Through the recovery zone, the EDA becomes the conduit for the bond financing. Roughly $20 million will be financed, including about $15 million for machinery and equipment and $2.5 million for construction.

According to Smith, the facility is currently the largest “green” project east of the Mississippi. It will continue operations as long as the landfill generates enough gas to continue producing electricity, Deputy City Manager Patrick Roberts said in the meeting.

The project will create approximately nine new jobs, Smith added, in addition to taking about 200,000 tons of carbon dioxide out of the air. The construction of the project should curtail the landfill odor problem local residents have been dealing with for almost a year, Smith said.

“That is the landfill gas we want to use,” he said, referring to the odor. “We will be using 100 percent of all gas being generated.”

Though the financing does not add any debt or liability to the EDA or the city, some authority members still were concerned about how much tax revenue the new facility would bring in.
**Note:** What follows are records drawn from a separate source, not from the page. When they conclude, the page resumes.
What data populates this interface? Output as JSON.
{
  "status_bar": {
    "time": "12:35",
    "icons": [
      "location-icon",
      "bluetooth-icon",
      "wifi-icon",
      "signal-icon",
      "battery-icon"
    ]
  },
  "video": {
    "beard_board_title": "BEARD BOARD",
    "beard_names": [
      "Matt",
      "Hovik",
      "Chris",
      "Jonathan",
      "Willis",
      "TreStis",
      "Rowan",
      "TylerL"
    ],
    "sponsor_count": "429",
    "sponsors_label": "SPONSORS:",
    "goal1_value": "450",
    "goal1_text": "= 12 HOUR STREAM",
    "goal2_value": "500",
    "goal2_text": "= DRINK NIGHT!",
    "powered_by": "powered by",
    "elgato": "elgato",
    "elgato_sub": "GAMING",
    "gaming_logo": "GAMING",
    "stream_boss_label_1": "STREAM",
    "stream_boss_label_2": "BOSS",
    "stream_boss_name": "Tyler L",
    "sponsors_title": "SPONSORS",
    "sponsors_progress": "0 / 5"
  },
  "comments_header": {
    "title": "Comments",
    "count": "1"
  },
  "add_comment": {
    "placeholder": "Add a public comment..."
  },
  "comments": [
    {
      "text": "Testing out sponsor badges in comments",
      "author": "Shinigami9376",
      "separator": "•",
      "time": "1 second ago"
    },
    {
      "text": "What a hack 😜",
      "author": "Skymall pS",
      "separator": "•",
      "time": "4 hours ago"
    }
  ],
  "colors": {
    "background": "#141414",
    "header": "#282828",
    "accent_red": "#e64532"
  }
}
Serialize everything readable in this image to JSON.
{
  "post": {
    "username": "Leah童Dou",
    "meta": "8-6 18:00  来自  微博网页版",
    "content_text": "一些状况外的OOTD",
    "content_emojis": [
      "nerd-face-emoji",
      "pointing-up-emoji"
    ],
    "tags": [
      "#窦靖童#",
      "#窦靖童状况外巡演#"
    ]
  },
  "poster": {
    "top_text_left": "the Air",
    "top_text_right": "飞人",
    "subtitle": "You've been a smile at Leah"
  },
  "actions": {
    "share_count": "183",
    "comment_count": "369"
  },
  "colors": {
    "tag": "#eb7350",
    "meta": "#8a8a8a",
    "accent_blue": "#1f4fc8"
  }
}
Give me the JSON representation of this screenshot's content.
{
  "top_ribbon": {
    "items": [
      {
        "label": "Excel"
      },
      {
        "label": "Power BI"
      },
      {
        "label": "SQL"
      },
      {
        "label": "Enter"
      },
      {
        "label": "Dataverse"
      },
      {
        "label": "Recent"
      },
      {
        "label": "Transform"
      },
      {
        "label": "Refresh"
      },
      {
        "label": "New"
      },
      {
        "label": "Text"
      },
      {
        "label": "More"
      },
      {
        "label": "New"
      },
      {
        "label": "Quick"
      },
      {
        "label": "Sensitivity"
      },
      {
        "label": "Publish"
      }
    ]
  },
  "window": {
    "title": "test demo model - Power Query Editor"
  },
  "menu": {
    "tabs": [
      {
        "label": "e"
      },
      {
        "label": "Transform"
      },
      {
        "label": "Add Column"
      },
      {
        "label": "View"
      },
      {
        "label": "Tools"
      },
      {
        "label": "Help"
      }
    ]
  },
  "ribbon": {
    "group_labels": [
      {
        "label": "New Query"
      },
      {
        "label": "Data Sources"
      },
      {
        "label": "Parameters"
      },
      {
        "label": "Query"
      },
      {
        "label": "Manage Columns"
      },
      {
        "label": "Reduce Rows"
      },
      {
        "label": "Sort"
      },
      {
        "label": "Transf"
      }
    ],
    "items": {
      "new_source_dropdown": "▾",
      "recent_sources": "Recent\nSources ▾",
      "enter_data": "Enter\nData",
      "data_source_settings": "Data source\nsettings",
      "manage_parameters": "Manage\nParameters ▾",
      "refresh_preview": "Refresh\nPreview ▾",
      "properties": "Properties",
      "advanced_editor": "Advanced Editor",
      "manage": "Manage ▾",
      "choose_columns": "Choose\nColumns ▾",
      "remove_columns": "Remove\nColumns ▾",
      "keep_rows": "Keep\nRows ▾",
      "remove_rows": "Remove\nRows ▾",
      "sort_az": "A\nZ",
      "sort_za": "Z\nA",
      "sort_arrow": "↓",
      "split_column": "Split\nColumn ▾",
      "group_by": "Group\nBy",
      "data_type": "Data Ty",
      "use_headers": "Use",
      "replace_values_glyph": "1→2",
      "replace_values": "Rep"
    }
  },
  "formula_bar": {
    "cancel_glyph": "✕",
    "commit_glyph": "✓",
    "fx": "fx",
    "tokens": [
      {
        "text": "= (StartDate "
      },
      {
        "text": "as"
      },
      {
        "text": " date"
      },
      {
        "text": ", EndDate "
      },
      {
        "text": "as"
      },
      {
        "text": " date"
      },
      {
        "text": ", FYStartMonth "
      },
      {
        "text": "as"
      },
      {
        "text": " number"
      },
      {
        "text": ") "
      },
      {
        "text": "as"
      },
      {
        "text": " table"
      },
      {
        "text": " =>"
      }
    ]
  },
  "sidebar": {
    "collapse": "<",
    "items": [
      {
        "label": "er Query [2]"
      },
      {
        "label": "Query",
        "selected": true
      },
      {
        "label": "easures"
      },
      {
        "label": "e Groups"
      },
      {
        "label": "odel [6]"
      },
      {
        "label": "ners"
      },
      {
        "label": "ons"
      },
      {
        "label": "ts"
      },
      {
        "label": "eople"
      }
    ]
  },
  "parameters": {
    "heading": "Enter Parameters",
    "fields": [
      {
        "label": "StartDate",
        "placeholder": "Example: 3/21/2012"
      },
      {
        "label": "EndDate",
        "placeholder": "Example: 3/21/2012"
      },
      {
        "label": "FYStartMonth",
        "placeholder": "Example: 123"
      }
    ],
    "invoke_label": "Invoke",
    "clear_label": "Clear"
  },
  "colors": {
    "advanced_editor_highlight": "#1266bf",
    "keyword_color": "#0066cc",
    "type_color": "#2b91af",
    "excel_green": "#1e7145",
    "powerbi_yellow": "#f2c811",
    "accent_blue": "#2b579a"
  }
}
“Our main return on investment … will be coming from the machinery and tools [taxes],” Economic Development Director Kevin Hughes said.

The financing now will be considered by City Council at a future meeting. If council approves the move, it will return to the EDA for final approval.